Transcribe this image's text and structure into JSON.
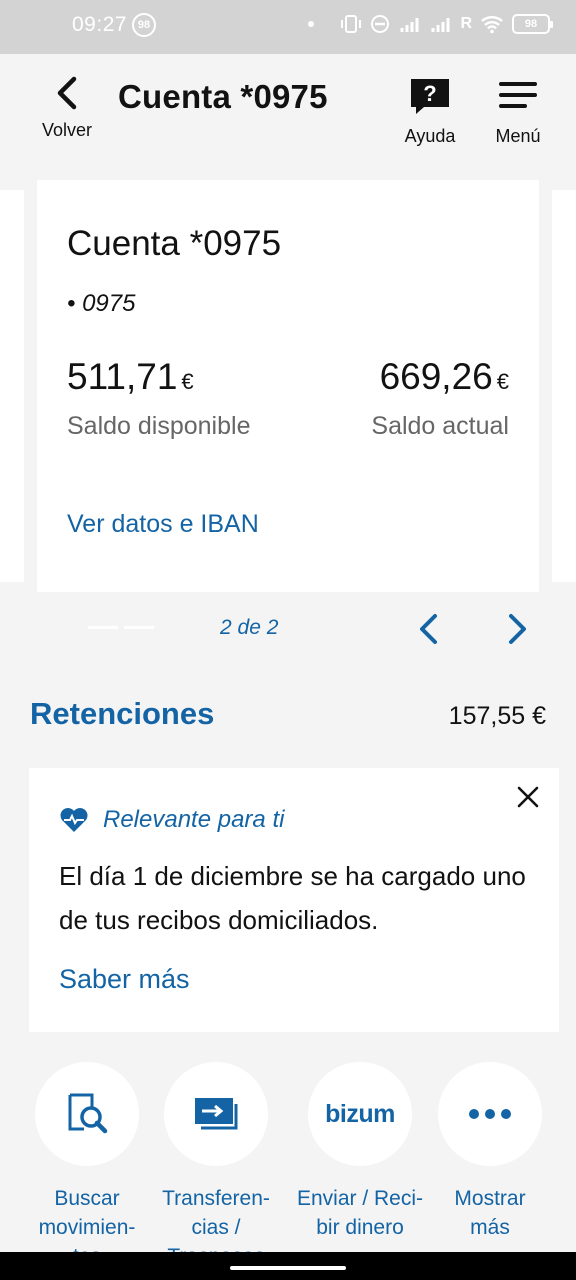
{
  "status_bar": {
    "time": "09:27",
    "notif_count": "98",
    "carrier_r": "R",
    "battery": "98"
  },
  "header": {
    "back_label": "Volver",
    "title": "Cuenta *0975",
    "help_label": "Ayuda",
    "menu_label": "Menú"
  },
  "account_card": {
    "title": "Cuenta *0975",
    "subtitle": "• 0975",
    "available_balance": "511,71",
    "available_currency": "€",
    "available_label": "Saldo disponible",
    "current_balance": "669,26",
    "current_currency": "€",
    "current_label": "Saldo actual",
    "link": "Ver datos e IBAN"
  },
  "pager": {
    "text": "2 de 2"
  },
  "retenciones": {
    "title": "Retenciones",
    "amount": "157,55 €"
  },
  "notice": {
    "tag": "Relevante para ti",
    "text": "El día 1 de diciembre se ha cargado uno de tus recibos domiciliados.",
    "link": "Saber más"
  },
  "actions": [
    {
      "label": "Buscar\nmovimien-\ntos",
      "icon": "search-document-icon"
    },
    {
      "label": "Transferen-\ncias /\nTraspasos",
      "icon": "transfer-icon"
    },
    {
      "label": "Enviar / Reci-\nbir dinero",
      "icon": "bizum-logo",
      "logo_text": "bizum"
    },
    {
      "label": "Mostrar\nmás",
      "icon": "more-dots-icon"
    }
  ],
  "colors": {
    "accent": "#1464a5",
    "background": "#f4f4f4",
    "card": "#ffffff"
  }
}
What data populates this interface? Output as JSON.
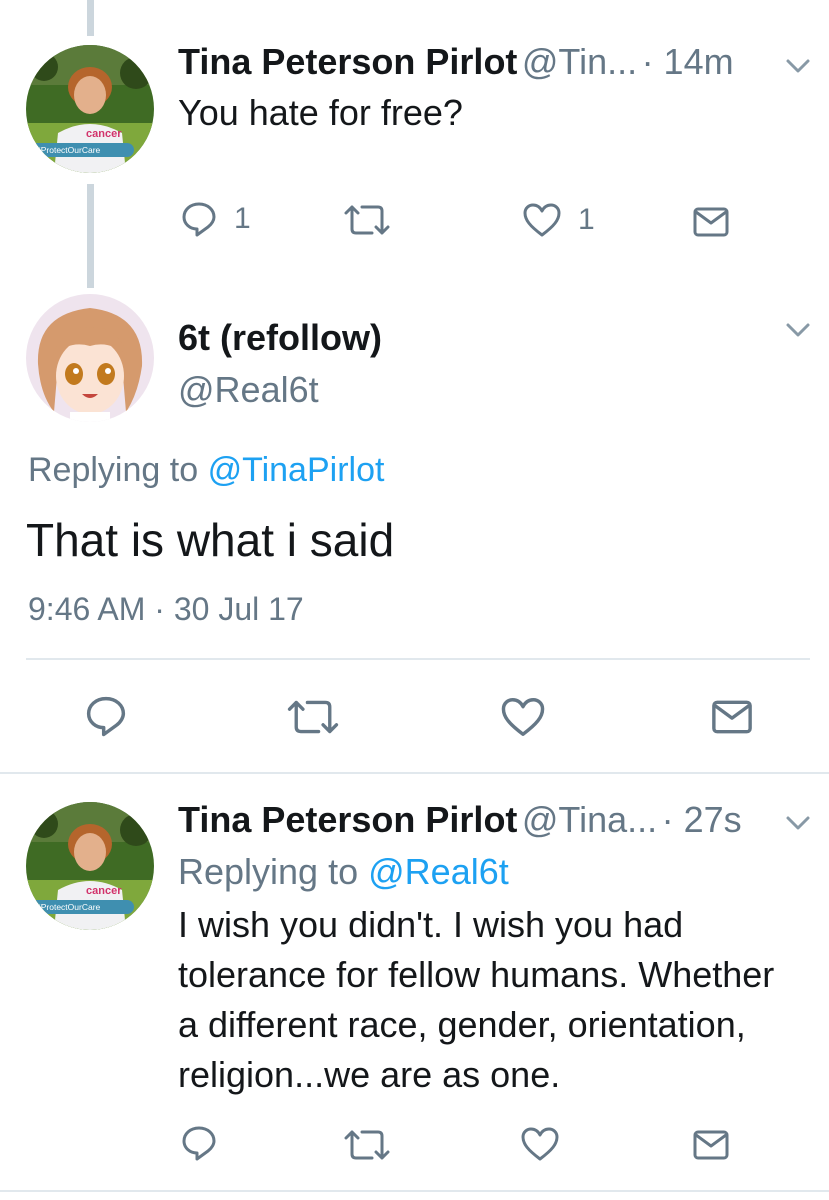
{
  "tweet1": {
    "name": "Tina Peterson Pirlot",
    "handle": "@Tin...",
    "time": "· 14m",
    "text": "You hate for free?",
    "reply_count": "1",
    "like_count": "1",
    "avatar_shirt_text": "cancer",
    "avatar_banner": "#ProtectOurCare"
  },
  "main": {
    "name": "6t (refollow)",
    "handle": "@Real6t",
    "replying_prefix": "Replying to",
    "replying_handle": "@TinaPirlot",
    "text": "That is what i said",
    "timestamp": "9:46 AM · 30 Jul 17"
  },
  "tweet3": {
    "name": "Tina Peterson Pirlot",
    "handle": "@Tina...",
    "time": "· 27s",
    "replying_prefix": "Replying to",
    "replying_handle": "@Real6t",
    "text_lines": [
      "I wish you didn't. I wish you had",
      "tolerance for fellow humans. Whether",
      "a different race, gender, orientation,",
      "religion...we are as one."
    ],
    "avatar_shirt_text": "cancer",
    "avatar_banner": "#ProtectOurCare"
  },
  "colors": {
    "accent": "#1da1f2",
    "muted": "#657786",
    "text": "#14171a",
    "divider": "#e1e8ed",
    "thread_line": "#ccd6dd"
  },
  "icons": [
    "reply-icon",
    "retweet-icon",
    "like-icon",
    "dm-icon",
    "chevron-down-icon"
  ]
}
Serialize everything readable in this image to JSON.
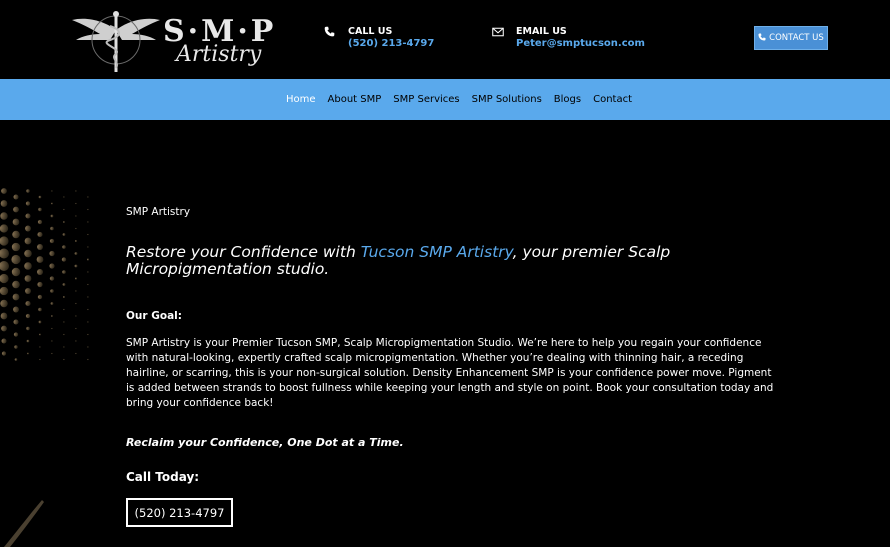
{
  "header": {
    "logo": {
      "brand_top": "S·M·P",
      "brand_script": "Artistry"
    },
    "call": {
      "label": "CALL US",
      "value": "(520) 213-4797"
    },
    "email": {
      "label": "EMAIL US",
      "value": "Peter@smptucson.com"
    },
    "contact_button": "CONTACT US"
  },
  "nav": {
    "items": [
      {
        "label": "Home",
        "active": true
      },
      {
        "label": "About SMP"
      },
      {
        "label": "SMP Services"
      },
      {
        "label": "SMP Solutions"
      },
      {
        "label": "Blogs"
      },
      {
        "label": "Contact"
      }
    ]
  },
  "main": {
    "brand_line": "SMP Artistry",
    "headline": {
      "before": "Restore your Confidence with ",
      "link": "Tucson SMP Artistry",
      "after": ", your premier Scalp Micropigmentation studio."
    },
    "goal_label": "Our Goal:",
    "goal_text": "SMP Artistry is your Premier Tucson SMP, Scalp Micropigmentation Studio. We’re here to help you regain your confidence with natural-looking, expertly crafted scalp micropigmentation. Whether you’re dealing with thinning hair, a receding hairline, or scarring, this is your non-surgical solution. Density Enhancement SMP is your confidence power move. Pigment is added between strands to boost fullness while keeping your length and style on point. Book your consultation today and bring your confidence back!",
    "tagline": "Reclaim your Confidence, One Dot at a Time.",
    "call_today": "Call Today:",
    "phone_button": "(520) 213-4797"
  },
  "colors": {
    "accent": "#5aa9ec",
    "background": "#000000",
    "button": "#4a90d6"
  },
  "icons": [
    "phone-icon",
    "email-icon",
    "logo-caduceus-icon"
  ]
}
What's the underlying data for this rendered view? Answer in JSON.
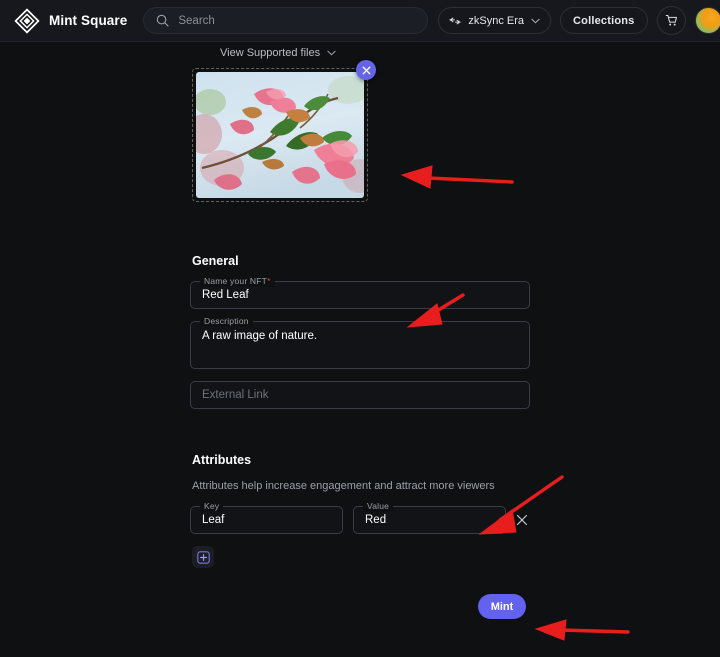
{
  "header": {
    "brand_name": "Mint Square",
    "logo_icon": "diamond-logo-icon",
    "search_placeholder": "Search",
    "search_value": "",
    "search_icon": "search-icon",
    "network_label": "zkSync Era",
    "network_icon": "network-swap-icon",
    "network_chevron": "chevron-down-icon",
    "collections_label": "Collections",
    "cart_icon": "cart-icon",
    "avatar_icon": "user-avatar"
  },
  "upload": {
    "supported_files_label": "View Supported files",
    "supported_chevron": "chevron-down-icon",
    "close_icon": "close-icon",
    "preview_alt": "pink bougainvillea flowers with green leaves"
  },
  "general": {
    "title": "General",
    "name_label": "Name your NFT",
    "name_required_mark": "*",
    "name_value": "Red Leaf",
    "description_label": "Description",
    "description_value": "A raw image of nature.",
    "external_link_placeholder": "External Link",
    "external_link_value": ""
  },
  "attributes": {
    "title": "Attributes",
    "note": "Attributes help increase engagement and attract more viewers",
    "key_label": "Key",
    "value_label": "Value",
    "rows": [
      {
        "key": "Leaf",
        "value": "Red"
      }
    ],
    "remove_icon": "close-icon",
    "add_icon": "add-attribute-icon"
  },
  "actions": {
    "mint_label": "Mint"
  },
  "colors": {
    "page_background": "#0f1012",
    "header_background": "#16181d",
    "accent_purple": "#6361ef",
    "annotation_red": "#e81e1e",
    "required_red": "#e2413a",
    "field_border": "#3a3d45",
    "muted_text": "#9aa0aa"
  },
  "annotations": {
    "arrow_count": 4,
    "arrow_color": "#e81e1e",
    "targets": [
      "image-preview",
      "name-field",
      "attributes-row",
      "mint-button"
    ]
  }
}
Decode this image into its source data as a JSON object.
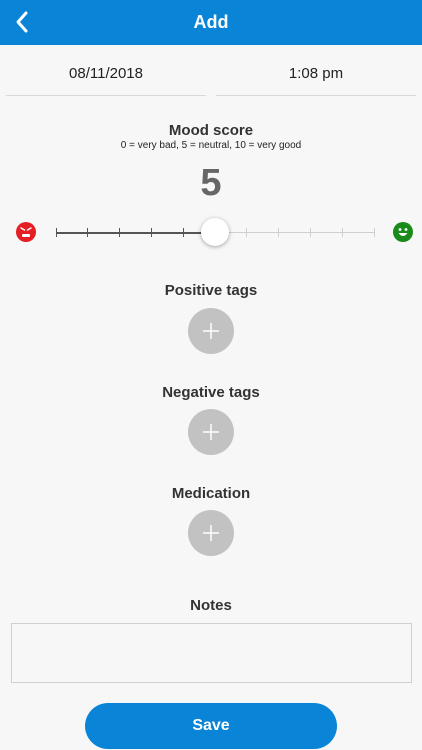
{
  "header": {
    "title": "Add"
  },
  "datetime": {
    "date": "08/11/2018",
    "time": "1:08 pm"
  },
  "mood": {
    "title": "Mood score",
    "legend": "0 = very bad, 5 = neutral, 10 = very good",
    "value": "5",
    "slider_value": 5,
    "slider_min": 0,
    "slider_max": 10
  },
  "sections": {
    "positive_tags": "Positive tags",
    "negative_tags": "Negative tags",
    "medication": "Medication",
    "notes": "Notes"
  },
  "notes": {
    "value": ""
  },
  "actions": {
    "save_label": "Save"
  },
  "colors": {
    "accent": "#0a84d6",
    "sad_face": "#e41e25",
    "happy_face": "#1a8a1a",
    "add_button": "#c2c2c2"
  },
  "icons": {
    "back": "chevron-left-icon",
    "sad": "sad-face-icon",
    "happy": "happy-face-icon",
    "add": "plus-icon"
  }
}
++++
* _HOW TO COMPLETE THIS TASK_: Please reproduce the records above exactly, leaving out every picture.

* _TASK SOLUTION_:
Transcribe this image's text and structure into JSON.
{
  "status_bar": {
    "time": "09:27",
    "notif_count": "98",
    "carrier_r": "R",
    "battery": "98"
  },
  "header": {
    "back_label": "Volver",
    "title": "Cuenta *0975",
    "help_label": "Ayuda",
    "menu_label": "Menú"
  },
  "account_card": {
    "title": "Cuenta *0975",
    "subtitle": "• 0975",
    "available_balance": "511,71",
    "available_currency": "€",
    "available_label": "Saldo disponible",
    "current_balance": "669,26",
    "current_currency": "€",
    "current_label": "Saldo actual",
    "link": "Ver datos e IBAN"
  },
  "pager": {
    "text": "2 de 2"
  },
  "retenciones": {
    "title": "Retenciones",
    "amount": "157,55 €"
  },
  "notice": {
    "tag": "Relevante para ti",
    "text": "El día 1 de diciembre se ha cargado uno de tus recibos domiciliados.",
    "link": "Saber más"
  },
  "actions": [
    {
      "label": "Buscar\nmovimien-\ntos",
      "icon": "search-document-icon"
    },
    {
      "label": "Transferen-\ncias /\nTraspasos",
      "icon": "transfer-icon"
    },
    {
      "label": "Enviar / Reci-\nbir dinero",
      "icon": "bizum-logo",
      "logo_text": "bizum"
    },
    {
      "label": "Mostrar\nmás",
      "icon": "more-dots-icon"
    }
  ],
  "colors": {
    "accent": "#1464a5",
    "background": "#f4f4f4",
    "card": "#ffffff"
  }
}
What data populates this interface? Output as JSON.
{
  "tweet1": {
    "name": "Tina Peterson Pirlot",
    "handle": "@Tin...",
    "time": "· 14m",
    "text": "You hate for free?",
    "reply_count": "1",
    "like_count": "1",
    "avatar_shirt_text": "cancer",
    "avatar_banner": "#ProtectOurCare"
  },
  "main": {
    "name": "6t (refollow)",
    "handle": "@Real6t",
    "replying_prefix": "Replying to",
    "replying_handle": "@TinaPirlot",
    "text": "That is what i said",
    "timestamp": "9:46 AM · 30 Jul 17"
  },
  "tweet3": {
    "name": "Tina Peterson Pirlot",
    "handle": "@Tina...",
    "time": "· 27s",
    "replying_prefix": "Replying to",
    "replying_handle": "@Real6t",
    "text_lines": [
      "I wish you didn't. I wish you had",
      "tolerance for fellow humans. Whether",
      "a different race, gender, orientation,",
      "religion...we are as one."
    ],
    "avatar_shirt_text": "cancer",
    "avatar_banner": "#ProtectOurCare"
  },
  "colors": {
    "accent": "#1da1f2",
    "muted": "#657786",
    "text": "#14171a",
    "divider": "#e1e8ed",
    "thread_line": "#ccd6dd"
  },
  "icons": [
    "reply-icon",
    "retweet-icon",
    "like-icon",
    "dm-icon",
    "chevron-down-icon"
  ]
}
Serialize everything readable in this image to JSON.
{
  "header": {
    "logo": {
      "brand_top": "S·M·P",
      "brand_script": "Artistry"
    },
    "call": {
      "label": "CALL US",
      "value": "(520) 213-4797"
    },
    "email": {
      "label": "EMAIL US",
      "value": "Peter@smptucson.com"
    },
    "contact_button": "CONTACT US"
  },
  "nav": {
    "items": [
      {
        "label": "Home",
        "active": true
      },
      {
        "label": "About SMP"
      },
      {
        "label": "SMP Services"
      },
      {
        "label": "SMP Solutions"
      },
      {
        "label": "Blogs"
      },
      {
        "label": "Contact"
      }
    ]
  },
  "main": {
    "brand_line": "SMP Artistry",
    "headline": {
      "before": "Restore your Confidence with ",
      "link": "Tucson SMP Artistry",
      "after": ", your premier Scalp Micropigmentation studio."
    },
    "goal_label": "Our Goal:",
    "goal_text": "SMP Artistry is your Premier Tucson SMP, Scalp Micropigmentation Studio. We’re here to help you regain your confidence with natural-looking, expertly crafted scalp micropigmentation. Whether you’re dealing with thinning hair, a receding hairline, or scarring, this is your non-surgical solution. Density Enhancement SMP is your confidence power move. Pigment is added between strands to boost fullness while keeping your length and style on point. Book your consultation today and bring your confidence back!",
    "tagline": "Reclaim your Confidence, One Dot at a Time.",
    "call_today": "Call Today:",
    "phone_button": "(520) 213-4797"
  },
  "colors": {
    "accent": "#5aa9ec",
    "background": "#000000",
    "button": "#4a90d6"
  },
  "icons": [
    "phone-icon",
    "email-icon",
    "logo-caduceus-icon"
  ]
}
What's the underlying data for this rendered view? Answer in JSON.
{
  "header": {
    "brand_name": "Mint Square",
    "logo_icon": "diamond-logo-icon",
    "search_placeholder": "Search",
    "search_value": "",
    "search_icon": "search-icon",
    "network_label": "zkSync Era",
    "network_icon": "network-swap-icon",
    "network_chevron": "chevron-down-icon",
    "collections_label": "Collections",
    "cart_icon": "cart-icon",
    "avatar_icon": "user-avatar"
  },
  "upload": {
    "supported_files_label": "View Supported files",
    "supported_chevron": "chevron-down-icon",
    "close_icon": "close-icon",
    "preview_alt": "pink bougainvillea flowers with green leaves"
  },
  "general": {
    "title": "General",
    "name_label": "Name your NFT",
    "name_required_mark": "*",
    "name_value": "Red Leaf",
    "description_label": "Description",
    "description_value": "A raw image of nature.",
    "external_link_placeholder": "External Link",
    "external_link_value": ""
  },
  "attributes": {
    "title": "Attributes",
    "note": "Attributes help increase engagement and attract more viewers",
    "key_label": "Key",
    "value_label": "Value",
    "rows": [
      {
        "key": "Leaf",
        "value": "Red"
      }
    ],
    "remove_icon": "close-icon",
    "add_icon": "add-attribute-icon"
  },
  "actions": {
    "mint_label": "Mint"
  },
  "colors": {
    "page_background": "#0f1012",
    "header_background": "#16181d",
    "accent_purple": "#6361ef",
    "annotation_red": "#e81e1e",
    "required_red": "#e2413a",
    "field_border": "#3a3d45",
    "muted_text": "#9aa0aa"
  },
  "annotations": {
    "arrow_count": 4,
    "arrow_color": "#e81e1e",
    "targets": [
      "image-preview",
      "name-field",
      "attributes-row",
      "mint-button"
    ]
  }
}
Decode this image into its source data as a JSON object.
{
  "header": {
    "title": "Add"
  },
  "datetime": {
    "date": "08/11/2018",
    "time": "1:08 pm"
  },
  "mood": {
    "title": "Mood score",
    "legend": "0 = very bad, 5 = neutral, 10 = very good",
    "value": "5",
    "slider_value": 5,
    "slider_min": 0,
    "slider_max": 10
  },
  "sections": {
    "positive_tags": "Positive tags",
    "negative_tags": "Negative tags",
    "medication": "Medication",
    "notes": "Notes"
  },
  "notes": {
    "value": ""
  },
  "actions": {
    "save_label": "Save"
  },
  "colors": {
    "accent": "#0a84d6",
    "sad_face": "#e41e25",
    "happy_face": "#1a8a1a",
    "add_button": "#c2c2c2"
  },
  "icons": {
    "back": "chevron-left-icon",
    "sad": "sad-face-icon",
    "happy": "happy-face-icon",
    "add": "plus-icon"
  }
}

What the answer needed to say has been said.